More than 1 million South African workers, from teachers to nurses to engineers, have gone on strike over the past four months. The massive demonstrations and boisterous picket lines hark back to the struggle against apartheid, but today, protesters are targeting the government of the African National Congress (ANC), the group most often credited with bringing apartheid down. Thirteen years after the fall of white rule, millions of black South African workers are challenging the ANC government’s rule. How, in a decade, could South Africa’s revolutionary victory have turned to class war?

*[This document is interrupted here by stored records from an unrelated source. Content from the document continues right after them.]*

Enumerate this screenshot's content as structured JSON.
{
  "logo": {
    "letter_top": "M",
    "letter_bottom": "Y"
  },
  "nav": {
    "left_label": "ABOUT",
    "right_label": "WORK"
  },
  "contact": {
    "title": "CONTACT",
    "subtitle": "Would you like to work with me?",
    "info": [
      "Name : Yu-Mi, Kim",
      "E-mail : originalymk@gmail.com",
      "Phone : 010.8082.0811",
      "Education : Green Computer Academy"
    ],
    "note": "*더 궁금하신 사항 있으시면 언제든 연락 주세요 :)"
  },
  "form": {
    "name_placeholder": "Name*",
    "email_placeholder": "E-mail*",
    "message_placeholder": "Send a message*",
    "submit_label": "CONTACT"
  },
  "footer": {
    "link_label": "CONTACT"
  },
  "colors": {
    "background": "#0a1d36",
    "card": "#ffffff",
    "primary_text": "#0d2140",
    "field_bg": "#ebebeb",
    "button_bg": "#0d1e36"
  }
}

“For most people, even government statistics show, life has gotten worse in socioeconomic respects,” said political economist Patrick Bond, director of the Centre for Civil Society in Durban. “Unemployment, cost of basics, disconnection of municipal services, degeneration of the health and education sector, and inequality” have all increased, he said. Indeed, the demands of the nearly 1 million public-sector workers who struck in June and the more than 200,000 metalworkers and engineers who struck in July pointed toward the massive, widening gulf between South Africa’s rich and poor.
While the country’s economy has expanded rapidly since the ANC took power in 1994, unemployment has nearly doubled (from 16 to 29 percent, with total joblessness around 40 percent). President Thabo Mbeki and his supporters have trumpeted the emergence of a new black middle class, but nearly 50 percent of South Africans live below the poverty line, with 34 percent subsisting on less than $2 per day and half the country’s union members earning less than $380 per month. According to the Washington-based nonprofit Economic Policy Institute, “The economic and social inequality that was inherent in the apartheid regime has continued, and even increased, since majority rule was instituted in 1994.”
In this context, it’s not surprising that the strikers’ primary demands focused on wage increases well above the country’s 7 percent inflation rate. More surprising, perhaps, is the degree to which South Africa’s working class feels alienated from the ANC. “If they do not meet our demands,” said one striking nurse, “they are the enemy.” This alienation is apparently strong on both sides; the government took a surprisingly hard line with the strikers. Despite a constitutional provision guaranteeing workers the right to strike, hundreds of healthcare workers were fired for participating in the walkout. The government claimed that a legal provision bars workers who provide “essential services,” like nursing and policing, from striking. South African law does, however, allow essential workers to sign agreements with employers that allow them to strike as long as minimal levels of service are maintained. According to Fikile Majola, general secretary of the National Education, Health and Allied Workers’ Union, the government dragged its feet on signing these minimum service agreements “because it [wanted] to undermine strike action.”
The chasm between South Africa’s workers and their government mirrors a growing divide between Mbeki’s administration and the leadership of COSATU, the country’s dominant labor federation. As a formal partner in the ANC government, COSATU has walked a tightrope over the past decade, criticizing Mbeki’s neoliberal economic policies without threatening to leave the governing alliance. The intensity of the current strike wave, however, and the rhetoric surrounding it, suggests that a split may be imminent.